### WORK TASK
Gather every line below where "offerte" appears.

### INFORMATION PROVIDED
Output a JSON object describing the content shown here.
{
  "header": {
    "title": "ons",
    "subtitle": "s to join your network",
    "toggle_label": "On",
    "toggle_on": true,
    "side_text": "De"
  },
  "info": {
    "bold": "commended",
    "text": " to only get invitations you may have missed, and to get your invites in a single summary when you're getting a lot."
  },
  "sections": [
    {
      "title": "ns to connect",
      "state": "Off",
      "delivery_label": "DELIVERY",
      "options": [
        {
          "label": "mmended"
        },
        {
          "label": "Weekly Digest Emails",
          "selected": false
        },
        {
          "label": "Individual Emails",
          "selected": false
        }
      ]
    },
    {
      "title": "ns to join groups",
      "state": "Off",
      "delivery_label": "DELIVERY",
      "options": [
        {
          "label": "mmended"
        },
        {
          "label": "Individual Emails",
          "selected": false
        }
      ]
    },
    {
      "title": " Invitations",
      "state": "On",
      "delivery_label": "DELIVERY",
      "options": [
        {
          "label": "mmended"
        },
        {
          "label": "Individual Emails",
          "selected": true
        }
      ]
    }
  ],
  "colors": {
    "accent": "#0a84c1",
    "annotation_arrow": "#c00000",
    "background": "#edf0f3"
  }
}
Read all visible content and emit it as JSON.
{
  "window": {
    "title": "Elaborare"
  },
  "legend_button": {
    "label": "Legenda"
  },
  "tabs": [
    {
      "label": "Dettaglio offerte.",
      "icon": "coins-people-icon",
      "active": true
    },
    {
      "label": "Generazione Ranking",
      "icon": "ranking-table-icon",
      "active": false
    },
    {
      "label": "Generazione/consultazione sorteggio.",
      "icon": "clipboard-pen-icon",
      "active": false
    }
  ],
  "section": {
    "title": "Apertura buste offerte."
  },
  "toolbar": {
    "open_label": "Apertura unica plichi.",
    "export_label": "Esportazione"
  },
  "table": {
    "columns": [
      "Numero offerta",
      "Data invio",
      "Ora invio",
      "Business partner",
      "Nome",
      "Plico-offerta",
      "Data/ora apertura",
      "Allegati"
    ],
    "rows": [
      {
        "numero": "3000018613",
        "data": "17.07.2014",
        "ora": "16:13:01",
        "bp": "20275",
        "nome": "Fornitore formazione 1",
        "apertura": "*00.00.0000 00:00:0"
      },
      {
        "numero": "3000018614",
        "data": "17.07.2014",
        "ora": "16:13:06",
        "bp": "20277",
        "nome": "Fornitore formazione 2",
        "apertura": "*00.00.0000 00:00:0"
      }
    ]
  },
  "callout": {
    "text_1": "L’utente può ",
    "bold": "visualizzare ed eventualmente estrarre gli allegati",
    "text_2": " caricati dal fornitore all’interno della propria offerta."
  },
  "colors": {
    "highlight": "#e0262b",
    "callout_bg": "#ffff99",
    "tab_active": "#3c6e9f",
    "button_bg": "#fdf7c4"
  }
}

### RESPONSE TO THE EXERCISE
      "label": "Dettaglio offerte.",
    "title": "Apertura buste offerte."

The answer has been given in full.